It’s more than just Vitamin C. The added bioflavonoids and Rose Hips provide an extra dose of potent antioxidants.
Vitamin D is an essential fat-soluble vitamin that the body produces when exposed to sunlight.
Responsible for regulating:
- Calcium and Phosphorus Absorption
- Signal Processing
- Hormone Protein Synthesis
- and Inflammatory Responses
...Vitamin D can help athletes reduce inflammation from exercise and training, especially athletes who train indoors or are located in areas with limited sunlight.
Here's how Vitamin D works, it reduces inflammation by inhibiting these pro-inflammatory cytokines:
- Interleukin 6
- Tumor necrosis factor 6
Pro Tip: Add vitamin d to your lineup to protect against inflammation, especially if you are an indoor or winter athlete that has limited access to natural sunlight.
Krill oil contains essential fatty acids that are known to provide anti-inflammatory functions to help reduce inflammation and improve joint pain.
More effective than other marine omega-3 sources, Krill oil contains astaxanthin, the pigment that gives krill its bright pinkish-orange color, which has beneficial anti-inflammatory and antioxidant properties.
Studies have shown that Krill Oil:
- Reduces the production of inflammation
- 1,000mg of Krill Oil a day, helped people with higher blood fat levels, reduce inflammation and pain.
Lastly, Krill oil will always be superior to fish oil, because it is sourced from the pristine waters of the Southern Hemisphere, which ensures less potential of toxins and contamination.
If you're an athlete, inflammation (short-lived, not chronic) is bound to happen.
Use these vitamins and supplements to your benefit:
- Vitamin A
- B Vitamins
- Vitamin C
- Vitamin D
- Krill Oil
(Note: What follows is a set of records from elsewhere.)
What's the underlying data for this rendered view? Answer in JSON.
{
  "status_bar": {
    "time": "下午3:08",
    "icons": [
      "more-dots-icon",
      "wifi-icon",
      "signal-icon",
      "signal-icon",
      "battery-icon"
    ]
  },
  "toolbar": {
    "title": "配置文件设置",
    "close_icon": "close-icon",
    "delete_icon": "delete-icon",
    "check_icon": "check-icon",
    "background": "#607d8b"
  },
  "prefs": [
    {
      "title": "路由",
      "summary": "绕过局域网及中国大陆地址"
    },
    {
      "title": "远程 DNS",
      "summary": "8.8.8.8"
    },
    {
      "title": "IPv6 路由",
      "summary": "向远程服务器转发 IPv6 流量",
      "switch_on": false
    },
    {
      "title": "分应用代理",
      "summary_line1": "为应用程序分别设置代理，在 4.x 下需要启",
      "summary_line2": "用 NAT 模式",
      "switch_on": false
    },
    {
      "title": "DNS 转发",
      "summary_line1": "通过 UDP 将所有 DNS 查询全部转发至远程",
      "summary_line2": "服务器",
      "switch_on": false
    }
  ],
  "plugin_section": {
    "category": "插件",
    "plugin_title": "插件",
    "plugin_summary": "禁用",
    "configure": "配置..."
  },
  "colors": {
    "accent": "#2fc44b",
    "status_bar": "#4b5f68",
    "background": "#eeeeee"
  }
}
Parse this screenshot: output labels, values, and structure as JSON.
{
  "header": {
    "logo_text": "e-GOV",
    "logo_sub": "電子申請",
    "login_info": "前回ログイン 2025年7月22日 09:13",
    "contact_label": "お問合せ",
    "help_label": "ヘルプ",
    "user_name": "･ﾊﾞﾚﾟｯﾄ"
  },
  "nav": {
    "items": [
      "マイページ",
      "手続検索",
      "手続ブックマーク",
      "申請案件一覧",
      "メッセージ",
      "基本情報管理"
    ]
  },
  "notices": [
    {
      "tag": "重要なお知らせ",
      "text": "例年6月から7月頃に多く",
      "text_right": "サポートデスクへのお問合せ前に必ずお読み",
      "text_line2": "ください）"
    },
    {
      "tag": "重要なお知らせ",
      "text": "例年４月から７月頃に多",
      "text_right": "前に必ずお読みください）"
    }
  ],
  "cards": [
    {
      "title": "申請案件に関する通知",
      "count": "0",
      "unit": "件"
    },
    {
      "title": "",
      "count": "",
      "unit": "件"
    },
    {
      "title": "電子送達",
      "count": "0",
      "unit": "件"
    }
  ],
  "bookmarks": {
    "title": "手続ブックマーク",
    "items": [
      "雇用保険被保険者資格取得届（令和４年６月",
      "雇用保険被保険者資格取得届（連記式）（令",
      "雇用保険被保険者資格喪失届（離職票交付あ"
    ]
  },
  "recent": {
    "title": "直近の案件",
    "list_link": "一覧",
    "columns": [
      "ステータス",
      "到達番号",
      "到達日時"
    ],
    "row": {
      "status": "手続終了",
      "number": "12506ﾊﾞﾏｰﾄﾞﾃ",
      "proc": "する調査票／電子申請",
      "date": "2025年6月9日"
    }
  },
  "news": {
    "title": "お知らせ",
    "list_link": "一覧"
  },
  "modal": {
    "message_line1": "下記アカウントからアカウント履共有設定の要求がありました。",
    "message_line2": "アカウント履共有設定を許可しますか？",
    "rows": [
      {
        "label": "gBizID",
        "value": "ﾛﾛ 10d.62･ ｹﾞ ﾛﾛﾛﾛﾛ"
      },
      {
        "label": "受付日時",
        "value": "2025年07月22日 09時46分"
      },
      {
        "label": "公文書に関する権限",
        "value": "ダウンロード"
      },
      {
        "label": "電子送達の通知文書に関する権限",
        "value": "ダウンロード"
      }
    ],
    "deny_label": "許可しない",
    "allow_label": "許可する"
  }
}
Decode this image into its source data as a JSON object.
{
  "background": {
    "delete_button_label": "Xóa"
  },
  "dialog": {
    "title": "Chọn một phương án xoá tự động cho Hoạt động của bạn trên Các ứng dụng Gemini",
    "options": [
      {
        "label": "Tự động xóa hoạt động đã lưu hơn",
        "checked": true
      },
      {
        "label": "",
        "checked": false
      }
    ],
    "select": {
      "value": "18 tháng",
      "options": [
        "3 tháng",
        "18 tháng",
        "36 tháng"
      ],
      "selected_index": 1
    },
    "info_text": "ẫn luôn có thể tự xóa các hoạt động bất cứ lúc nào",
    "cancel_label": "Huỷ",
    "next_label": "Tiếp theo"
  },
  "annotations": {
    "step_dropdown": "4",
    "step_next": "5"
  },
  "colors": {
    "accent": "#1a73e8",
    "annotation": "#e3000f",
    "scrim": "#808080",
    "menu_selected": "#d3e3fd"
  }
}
Whether you're a runner, a wrestler, a martial artist...inflammation is normal after training, but there are ways to minimize it so that you can recover better for your next session.